Choreographed Chilean mine rescue hit rough patch


by admin on October 20, 2010

If you ever wondered about the addictive power of nicotine, put this in your pipe and smoke it as the saying used to be before the tobacco police made smoking possibly the most expensive vice in the world today.

When 33 Chilean miners had spent two months trapped underground and rescuers had managed to get an airshaft down through a kilometre of rock, the miners were asked what they wanted most of all.

After food and water needs were met, they were offered psychological counselling, unlimited varieties of medications from Prozac down to simple Aspirin.

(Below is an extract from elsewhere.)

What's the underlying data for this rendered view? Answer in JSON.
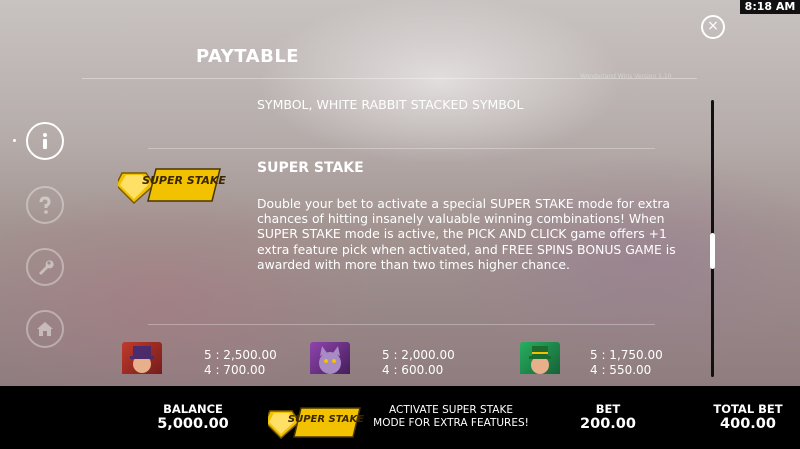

Anything, in short, for the trapped miners.

What did they want after 60 days trapped in the bowels of the earth?


That’s what they wanted most of all.

And did they get cigarettes?

No, they didn’t. Some sociological do-gooder assumed that the first thing the buried 33 would want to do with their spare time awaiting rescue would be to try to stop smoking.  It seemed like a good idea, and with redeeming benefits to society in general.

They sent down nicotine patches.

Nicotine patches? Let’s imagine the thought process that produced that decision: “These poor boys are all alone in the dark and trying to maintain their composure while cooped up in the space of a two-room apartment. We must do something to help them stay sane. That’s it. It’s a good time to quit smoking, since they have nothing else to do.”

Oh, to have been a fly on the tunnel walls when the first nicotine patches came down from above. The profanity must have been deafening.

The miners made it clear they wanted cigarettes, and to hell with appearances. They got their smokes and one can only hope that the misguided social Samaritan got what he/she deserves for outstanding stupidity.

Incidentally, if you were wondering about the way the miners, the rescue workers and the assembled families were portrayed on television, wonder no more.

The miners came up wearing identical green coveralls, sporting $400 eye-protecting sunglasses, to be met by rescue workers wearing identical but red coveralls and were greeted by well-dressed and coiffed family members. And everybody seemed to have been given a miner’s helmet to add atmosphere to the on-site scene.

The whole thing – the initial rescue attempt, the creation of a tiny tent city, the lighting and the stage-managed interviews with each upcoming miner – reeked of show-business professionalism.

And why not?  The President of Chile was running the show from the start. His previous career? Television executive.

They say that a series of books are to come out. There is talk of a movie and, of course, there will be television programs featuring more than one of the survivors. It will bring new meaning to the concept of reality television.

I, for one, hope all 33 miners get filthy rich from the ordeal. Their ability to endure nobly deserves no less.